Anyone compiling a guide to the symphony faces two problems: impartiality versus personal enthusiasm and detailed musical analysis versus help for the newcomer. Michael Steinberg succeeds brilliantly at the task, as he has with his guide to the concerto
. He has pared this vast repertory down to 118 entries (Franck and Bizet being the surprising omissions), thus keeping room for music by Schmidt, Hartmann, Harbison, Piston, and Tippett. Many of the chapters have helpful general introductions; the brief one on Mendelssohn and the longer one on Schubert are ideal. The Mahler chapter is superb, with consideration of the original version of the First Symphony and the unfinished Tenth Symphony framing a chronological discussion of the works. Steinberg includes all texts and translations of vocal movements and places even isolated works (such as Górecki's wholly atypical Third Symphony
) in context. Absent is the clubby tone that infects classical music programming on public radio, and readers will not need to follow scores to understand Steinberg's points. There are some great but peripheral tidbits in the footnotes, as well as frequently trenchant quotations from various composers' letters. Best of all, Steinberg has clear concerns and enthusiasms: orchestral seating plans for the violins and the reasons that repeats in first movements are so often disregarded become refrains. The descriptions of William Schuman's Sixth Symphony and Bohuslav Martinu's Fantaisies Symphoniques

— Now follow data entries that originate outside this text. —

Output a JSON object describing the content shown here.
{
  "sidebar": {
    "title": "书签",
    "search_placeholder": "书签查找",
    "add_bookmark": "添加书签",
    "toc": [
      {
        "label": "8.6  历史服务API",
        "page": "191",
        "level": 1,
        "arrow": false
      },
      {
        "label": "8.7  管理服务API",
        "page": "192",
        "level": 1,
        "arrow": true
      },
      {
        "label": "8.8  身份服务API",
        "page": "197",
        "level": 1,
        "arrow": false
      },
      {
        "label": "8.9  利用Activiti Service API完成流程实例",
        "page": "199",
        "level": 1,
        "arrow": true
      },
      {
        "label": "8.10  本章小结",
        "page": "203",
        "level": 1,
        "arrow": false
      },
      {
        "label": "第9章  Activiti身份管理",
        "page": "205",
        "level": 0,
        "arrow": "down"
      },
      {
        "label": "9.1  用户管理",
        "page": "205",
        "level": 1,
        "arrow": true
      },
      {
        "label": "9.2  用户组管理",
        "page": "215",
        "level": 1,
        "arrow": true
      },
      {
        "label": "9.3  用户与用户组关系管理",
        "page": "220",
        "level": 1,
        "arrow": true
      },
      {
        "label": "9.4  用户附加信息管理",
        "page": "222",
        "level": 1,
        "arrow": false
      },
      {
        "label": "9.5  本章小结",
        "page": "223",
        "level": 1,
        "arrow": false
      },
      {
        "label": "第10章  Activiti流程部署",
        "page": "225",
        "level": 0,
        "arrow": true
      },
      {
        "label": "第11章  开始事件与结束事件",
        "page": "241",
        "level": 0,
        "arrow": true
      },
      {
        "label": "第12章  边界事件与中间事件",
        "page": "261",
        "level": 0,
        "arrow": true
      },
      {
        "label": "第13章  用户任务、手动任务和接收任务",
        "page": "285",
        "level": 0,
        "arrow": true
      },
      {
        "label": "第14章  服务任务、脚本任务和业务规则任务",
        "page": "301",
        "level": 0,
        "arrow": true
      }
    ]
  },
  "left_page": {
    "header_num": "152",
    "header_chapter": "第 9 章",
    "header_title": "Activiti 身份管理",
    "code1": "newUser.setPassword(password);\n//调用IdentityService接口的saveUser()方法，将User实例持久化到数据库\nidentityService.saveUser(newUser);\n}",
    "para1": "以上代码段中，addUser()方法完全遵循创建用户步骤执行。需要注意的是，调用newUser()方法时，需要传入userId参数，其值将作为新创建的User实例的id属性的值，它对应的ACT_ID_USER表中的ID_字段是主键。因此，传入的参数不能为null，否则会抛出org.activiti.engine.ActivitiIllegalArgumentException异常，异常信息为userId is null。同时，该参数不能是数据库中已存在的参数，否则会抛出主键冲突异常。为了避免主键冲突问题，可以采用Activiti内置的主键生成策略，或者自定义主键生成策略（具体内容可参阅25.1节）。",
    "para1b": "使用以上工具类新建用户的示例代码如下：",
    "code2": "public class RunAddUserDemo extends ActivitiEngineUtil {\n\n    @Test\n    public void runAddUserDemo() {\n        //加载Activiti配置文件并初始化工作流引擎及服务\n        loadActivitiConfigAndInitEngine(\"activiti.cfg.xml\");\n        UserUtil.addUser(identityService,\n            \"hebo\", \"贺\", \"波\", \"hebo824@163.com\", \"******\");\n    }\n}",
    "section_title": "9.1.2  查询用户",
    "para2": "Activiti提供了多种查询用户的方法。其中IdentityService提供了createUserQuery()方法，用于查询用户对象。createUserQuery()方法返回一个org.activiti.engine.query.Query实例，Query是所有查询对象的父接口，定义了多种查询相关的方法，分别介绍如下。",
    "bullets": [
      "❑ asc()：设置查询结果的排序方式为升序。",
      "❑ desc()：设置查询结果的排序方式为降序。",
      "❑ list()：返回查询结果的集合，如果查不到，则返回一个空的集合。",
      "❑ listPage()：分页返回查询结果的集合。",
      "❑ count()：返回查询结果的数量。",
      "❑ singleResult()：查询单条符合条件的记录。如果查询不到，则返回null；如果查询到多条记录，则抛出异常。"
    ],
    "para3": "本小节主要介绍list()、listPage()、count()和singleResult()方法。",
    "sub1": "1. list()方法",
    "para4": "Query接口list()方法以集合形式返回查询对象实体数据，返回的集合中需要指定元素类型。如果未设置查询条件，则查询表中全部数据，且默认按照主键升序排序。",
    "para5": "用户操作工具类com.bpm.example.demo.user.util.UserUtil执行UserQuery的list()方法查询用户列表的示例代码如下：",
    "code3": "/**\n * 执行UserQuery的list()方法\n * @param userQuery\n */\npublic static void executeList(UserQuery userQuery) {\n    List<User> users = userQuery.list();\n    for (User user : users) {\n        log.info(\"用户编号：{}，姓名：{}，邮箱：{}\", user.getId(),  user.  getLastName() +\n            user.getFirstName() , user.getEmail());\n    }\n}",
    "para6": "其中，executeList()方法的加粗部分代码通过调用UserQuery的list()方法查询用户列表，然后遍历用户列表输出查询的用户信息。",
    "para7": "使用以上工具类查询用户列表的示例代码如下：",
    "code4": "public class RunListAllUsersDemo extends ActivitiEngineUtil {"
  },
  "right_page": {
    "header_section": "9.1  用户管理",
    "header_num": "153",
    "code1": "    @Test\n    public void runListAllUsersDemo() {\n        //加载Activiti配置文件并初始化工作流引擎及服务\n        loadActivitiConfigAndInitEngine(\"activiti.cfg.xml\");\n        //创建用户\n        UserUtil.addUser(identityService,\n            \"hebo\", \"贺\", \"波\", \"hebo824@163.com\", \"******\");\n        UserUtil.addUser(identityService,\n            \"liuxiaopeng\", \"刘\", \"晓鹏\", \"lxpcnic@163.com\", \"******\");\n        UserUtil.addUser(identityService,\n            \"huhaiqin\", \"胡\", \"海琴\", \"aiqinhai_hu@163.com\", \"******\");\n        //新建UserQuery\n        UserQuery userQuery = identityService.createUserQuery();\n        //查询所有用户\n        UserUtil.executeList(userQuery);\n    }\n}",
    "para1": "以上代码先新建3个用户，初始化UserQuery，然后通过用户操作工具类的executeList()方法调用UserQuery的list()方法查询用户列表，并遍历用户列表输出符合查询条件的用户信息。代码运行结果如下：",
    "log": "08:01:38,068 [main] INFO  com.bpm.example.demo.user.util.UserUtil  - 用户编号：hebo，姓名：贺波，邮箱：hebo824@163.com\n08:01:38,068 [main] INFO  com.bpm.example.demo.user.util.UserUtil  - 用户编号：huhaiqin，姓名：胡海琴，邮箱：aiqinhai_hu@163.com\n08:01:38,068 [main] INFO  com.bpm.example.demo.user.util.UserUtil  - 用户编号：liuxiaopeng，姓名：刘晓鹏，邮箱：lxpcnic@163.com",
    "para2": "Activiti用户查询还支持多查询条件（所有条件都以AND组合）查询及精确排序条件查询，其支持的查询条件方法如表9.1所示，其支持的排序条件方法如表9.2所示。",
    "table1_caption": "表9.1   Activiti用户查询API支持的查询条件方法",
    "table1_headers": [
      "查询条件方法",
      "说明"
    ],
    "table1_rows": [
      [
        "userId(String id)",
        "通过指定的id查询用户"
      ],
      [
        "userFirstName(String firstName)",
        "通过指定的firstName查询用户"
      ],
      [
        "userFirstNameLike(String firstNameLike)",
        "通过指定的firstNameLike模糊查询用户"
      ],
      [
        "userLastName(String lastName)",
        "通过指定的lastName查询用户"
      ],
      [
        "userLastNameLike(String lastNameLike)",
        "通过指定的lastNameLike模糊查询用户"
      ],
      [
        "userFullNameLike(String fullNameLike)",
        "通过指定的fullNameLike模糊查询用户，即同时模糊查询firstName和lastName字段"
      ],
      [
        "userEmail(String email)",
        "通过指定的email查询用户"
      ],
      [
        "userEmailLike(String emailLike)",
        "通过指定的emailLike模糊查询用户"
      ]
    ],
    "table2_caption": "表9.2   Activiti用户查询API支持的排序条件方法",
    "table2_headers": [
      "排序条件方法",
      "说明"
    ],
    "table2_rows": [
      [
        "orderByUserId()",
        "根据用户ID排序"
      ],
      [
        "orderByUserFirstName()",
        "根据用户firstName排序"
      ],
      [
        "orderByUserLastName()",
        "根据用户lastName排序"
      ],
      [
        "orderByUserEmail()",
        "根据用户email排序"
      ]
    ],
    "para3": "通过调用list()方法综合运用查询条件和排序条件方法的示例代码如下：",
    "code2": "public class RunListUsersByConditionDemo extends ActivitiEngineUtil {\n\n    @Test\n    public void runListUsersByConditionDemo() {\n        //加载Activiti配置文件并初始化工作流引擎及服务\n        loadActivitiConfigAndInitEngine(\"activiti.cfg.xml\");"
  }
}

may send readers rushing to listen, and the overly familiar Beethoven Eroica
and Schubert "Unfinished" are once again fantastical, odd, and fresh in these pages. In Mendelssohn's Italian Symphony, we read, "the oboe is the sweetest and most seductive of tour guides." Steinberg might well have been describing himself. --William R. Braun
From Library Journal
Critic, lecturer, and program annotator Steinberg describes 36 composers and, movement by movement, 118 symphonies, including all the standard repertory regularly programmed by North American orchestras as well as a few by less well known composers such as Gorecki, Harbison, Martinu, and Sessions. The writing varies from formal and factual to chatty, with candid asides and stories relevant to the composer, the composition, or an important performance. The information is on the level of good program notes (the origin of most of it), although reader familiarity with some basic musical technical terms is assumed. A well-written, informative introduction to the repertory for most music collections.?Timothy J. McGee, Univ. of Toronto
Copyright 1995 Reed Business Information, Inc.
--This text refers to an out of print or unavailable edition of this title.